DATA RECORDS.

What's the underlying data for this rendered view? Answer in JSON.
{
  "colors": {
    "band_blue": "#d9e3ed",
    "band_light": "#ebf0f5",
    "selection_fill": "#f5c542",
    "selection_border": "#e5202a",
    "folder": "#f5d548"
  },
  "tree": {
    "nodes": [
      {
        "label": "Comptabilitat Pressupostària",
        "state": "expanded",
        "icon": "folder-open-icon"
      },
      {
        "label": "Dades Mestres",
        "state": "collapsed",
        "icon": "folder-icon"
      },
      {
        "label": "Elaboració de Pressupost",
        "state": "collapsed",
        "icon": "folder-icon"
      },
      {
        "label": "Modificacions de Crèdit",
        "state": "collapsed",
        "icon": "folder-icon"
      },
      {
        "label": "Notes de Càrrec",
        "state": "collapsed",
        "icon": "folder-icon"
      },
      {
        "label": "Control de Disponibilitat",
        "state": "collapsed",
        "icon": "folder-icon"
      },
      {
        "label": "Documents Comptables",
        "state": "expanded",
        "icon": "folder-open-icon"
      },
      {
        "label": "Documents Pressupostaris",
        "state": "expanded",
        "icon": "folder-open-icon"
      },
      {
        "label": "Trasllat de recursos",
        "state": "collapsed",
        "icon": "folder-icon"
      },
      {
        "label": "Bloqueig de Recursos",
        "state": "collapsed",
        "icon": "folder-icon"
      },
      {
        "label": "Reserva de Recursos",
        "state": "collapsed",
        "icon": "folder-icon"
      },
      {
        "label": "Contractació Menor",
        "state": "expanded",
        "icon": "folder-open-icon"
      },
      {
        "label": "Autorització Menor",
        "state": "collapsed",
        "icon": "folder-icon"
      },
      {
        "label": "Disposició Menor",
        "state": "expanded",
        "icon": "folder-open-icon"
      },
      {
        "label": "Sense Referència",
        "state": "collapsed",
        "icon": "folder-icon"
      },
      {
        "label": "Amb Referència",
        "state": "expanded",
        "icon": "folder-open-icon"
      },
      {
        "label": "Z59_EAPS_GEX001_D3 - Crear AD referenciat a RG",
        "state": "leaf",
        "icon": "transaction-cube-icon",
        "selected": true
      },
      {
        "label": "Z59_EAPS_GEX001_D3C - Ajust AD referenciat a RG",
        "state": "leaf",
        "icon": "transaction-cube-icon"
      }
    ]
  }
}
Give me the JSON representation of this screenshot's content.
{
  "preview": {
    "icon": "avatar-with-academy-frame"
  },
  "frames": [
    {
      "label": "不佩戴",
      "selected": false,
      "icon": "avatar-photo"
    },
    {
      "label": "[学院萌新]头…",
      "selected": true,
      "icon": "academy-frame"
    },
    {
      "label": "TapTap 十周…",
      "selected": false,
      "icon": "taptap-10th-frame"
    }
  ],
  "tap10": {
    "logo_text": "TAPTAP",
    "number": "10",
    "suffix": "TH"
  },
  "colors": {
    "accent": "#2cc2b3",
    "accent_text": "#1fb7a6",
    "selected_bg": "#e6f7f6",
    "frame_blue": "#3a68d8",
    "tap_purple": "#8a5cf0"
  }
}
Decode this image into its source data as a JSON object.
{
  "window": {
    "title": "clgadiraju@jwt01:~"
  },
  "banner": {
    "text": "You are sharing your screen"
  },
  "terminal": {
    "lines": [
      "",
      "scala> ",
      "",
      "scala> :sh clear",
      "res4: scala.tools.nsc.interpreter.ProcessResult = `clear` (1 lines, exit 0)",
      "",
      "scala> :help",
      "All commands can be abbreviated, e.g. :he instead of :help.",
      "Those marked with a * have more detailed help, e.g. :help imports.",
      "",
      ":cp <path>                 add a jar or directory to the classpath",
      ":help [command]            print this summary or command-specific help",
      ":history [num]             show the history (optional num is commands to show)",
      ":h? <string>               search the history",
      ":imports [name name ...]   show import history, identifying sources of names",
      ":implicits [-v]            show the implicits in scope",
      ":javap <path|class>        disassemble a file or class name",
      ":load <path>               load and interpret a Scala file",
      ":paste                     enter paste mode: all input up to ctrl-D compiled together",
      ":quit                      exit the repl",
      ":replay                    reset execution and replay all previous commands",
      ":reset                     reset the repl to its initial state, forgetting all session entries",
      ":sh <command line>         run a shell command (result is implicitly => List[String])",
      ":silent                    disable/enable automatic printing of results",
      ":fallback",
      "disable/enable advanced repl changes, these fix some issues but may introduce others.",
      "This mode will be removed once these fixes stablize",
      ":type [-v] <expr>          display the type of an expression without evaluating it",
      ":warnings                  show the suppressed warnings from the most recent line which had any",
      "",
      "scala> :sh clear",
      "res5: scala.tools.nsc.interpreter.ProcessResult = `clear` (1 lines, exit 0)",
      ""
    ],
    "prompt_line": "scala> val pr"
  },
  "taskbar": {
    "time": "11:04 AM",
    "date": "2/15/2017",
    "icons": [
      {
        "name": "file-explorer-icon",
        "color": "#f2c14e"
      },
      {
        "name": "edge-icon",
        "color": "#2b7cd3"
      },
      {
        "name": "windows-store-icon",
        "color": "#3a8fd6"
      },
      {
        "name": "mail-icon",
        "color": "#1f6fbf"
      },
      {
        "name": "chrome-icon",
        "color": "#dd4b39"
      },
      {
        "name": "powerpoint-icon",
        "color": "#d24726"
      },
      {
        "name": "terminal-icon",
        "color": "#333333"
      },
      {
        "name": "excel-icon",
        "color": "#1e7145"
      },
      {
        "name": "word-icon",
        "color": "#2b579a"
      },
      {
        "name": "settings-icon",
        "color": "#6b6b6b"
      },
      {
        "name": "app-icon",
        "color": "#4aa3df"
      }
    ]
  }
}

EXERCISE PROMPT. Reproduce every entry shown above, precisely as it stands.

RESPONSE BOX.
What's the underlying data for this rendered view? Answer in JSON.
{
  "colors": {
    "band_blue": "#d9e3ed",
    "band_light": "#ebf0f5",
    "selection_fill": "#f5c542",
    "selection_border": "#e5202a",
    "folder": "#f5d548"
  },
  "tree": {
    "nodes": [
      {
        "label": "Comptabilitat Pressupostària",
        "state": "expanded",
        "icon": "folder-open-icon"
      },
      {
        "label": "Dades Mestres",
        "state": "collapsed",
        "icon": "folder-icon"
      },
      {
        "label": "Elaboració de Pressupost",
        "state": "collapsed",
        "icon": "folder-icon"
      },
      {
        "label": "Modificacions de Crèdit",
        "state": "collapsed",
        "icon": "folder-icon"
      },
      {
        "label": "Notes de Càrrec",
        "state": "collapsed",
        "icon": "folder-icon"
      },
      {
        "label": "Control de Disponibilitat",
        "state": "collapsed",
        "icon": "folder-icon"
      },
      {
        "label": "Documents Comptables",
        "state": "expanded",
        "icon": "folder-open-icon"
      },
      {
        "label": "Documents Pressupostaris",
        "state": "expanded",
        "icon": "folder-open-icon"
      },
      {
        "label": "Trasllat de recursos",
        "state": "collapsed",
        "icon": "folder-icon"
      },
      {
        "label": "Bloqueig de Recursos",
        "state": "collapsed",
        "icon": "folder-icon"
      },
      {
        "label": "Reserva de Recursos",
        "state": "collapsed",
        "icon": "folder-icon"
      },
      {
        "label": "Contractació Menor",
        "state": "expanded",
        "icon": "folder-open-icon"
      },
      {
        "label": "Autorització Menor",
        "state": "collapsed",
        "icon": "folder-icon"
      },
      {
        "label": "Disposició Menor",
        "state": "expanded",
        "icon": "folder-open-icon"
      },
      {
        "label": "Sense Referència",
        "state": "collapsed",
        "icon": "folder-icon"
      },
      {
        "label": "Amb Referència",
        "state": "expanded",
        "icon": "folder-open-icon"
      },
      {
        "label": "Z59_EAPS_GEX001_D3 - Crear AD referenciat a RG",
        "state": "leaf",
        "icon": "transaction-cube-icon",
        "selected": true
      },
      {
        "label": "Z59_EAPS_GEX001_D3C - Ajust AD referenciat a RG",
        "state": "leaf",
        "icon": "transaction-cube-icon"
      }
    ]
  }
}
Give me the JSON representation of this screenshot's content.
{
  "preview": {
    "icon": "avatar-with-academy-frame"
  },
  "frames": [
    {
      "label": "不佩戴",
      "selected": false,
      "icon": "avatar-photo"
    },
    {
      "label": "[学院萌新]头…",
      "selected": true,
      "icon": "academy-frame"
    },
    {
      "label": "TapTap 十周…",
      "selected": false,
      "icon": "taptap-10th-frame"
    }
  ],
  "tap10": {
    "logo_text": "TAPTAP",
    "number": "10",
    "suffix": "TH"
  },
  "colors": {
    "accent": "#2cc2b3",
    "accent_text": "#1fb7a6",
    "selected_bg": "#e6f7f6",
    "frame_blue": "#3a68d8",
    "tap_purple": "#8a5cf0"
  }
}
Decode this image into its source data as a JSON object.
{
  "window": {
    "title": "clgadiraju@jwt01:~"
  },
  "banner": {
    "text": "You are sharing your screen"
  },
  "terminal": {
    "lines": [
      "",
      "scala> ",
      "",
      "scala> :sh clear",
      "res4: scala.tools.nsc.interpreter.ProcessResult = `clear` (1 lines, exit 0)",
      "",
      "scala> :help",
      "All commands can be abbreviated, e.g. :he instead of :help.",
      "Those marked with a * have more detailed help, e.g. :help imports.",
      "",
      ":cp <path>                 add a jar or directory to the classpath",
      ":help [command]            print this summary or command-specific help",
      ":history [num]             show the history (optional num is commands to show)",
      ":h? <string>               search the history",
      ":imports [name name ...]   show import history, identifying sources of names",
      ":implicits [-v]            show the implicits in scope",
      ":javap <path|class>        disassemble a file or class name",
      ":load <path>               load and interpret a Scala file",
      ":paste                     enter paste mode: all input up to ctrl-D compiled together",
      ":quit                      exit the repl",
      ":replay                    reset execution and replay all previous commands",
      ":reset                     reset the repl to its initial state, forgetting all session entries",
      ":sh <command line>         run a shell command (result is implicitly => List[String])",
      ":silent                    disable/enable automatic printing of results",
      ":fallback",
      "disable/enable advanced repl changes, these fix some issues but may introduce others.",
      "This mode will be removed once these fixes stablize",
      ":type [-v] <expr>          display the type of an expression without evaluating it",
      ":warnings                  show the suppressed warnings from the most recent line which had any",
      "",
      "scala> :sh clear",
      "res5: scala.tools.nsc.interpreter.ProcessResult = `clear` (1 lines, exit 0)",
      ""
    ],
    "prompt_line": "scala> val pr"
  },
  "taskbar": {
    "time": "11:04 AM",
    "date": "2/15/2017",
    "icons": [
      {
        "name": "file-explorer-icon",
        "color": "#f2c14e"
      },
      {
        "name": "edge-icon",
        "color": "#2b7cd3"
      },
      {
        "name": "windows-store-icon",
        "color": "#3a8fd6"
      },
      {
        "name": "mail-icon",
        "color": "#1f6fbf"
      },
      {
        "name": "chrome-icon",
        "color": "#dd4b39"
      },
      {
        "name": "powerpoint-icon",
        "color": "#d24726"
      },
      {
        "name": "terminal-icon",
        "color": "#333333"
      },
      {
        "name": "excel-icon",
        "color": "#1e7145"
      },
      {
        "name": "word-icon",
        "color": "#2b579a"
      },
      {
        "name": "settings-icon",
        "color": "#6b6b6b"
      },
      {
        "name": "app-icon",
        "color": "#4aa3df"
      }
    ]
  }
}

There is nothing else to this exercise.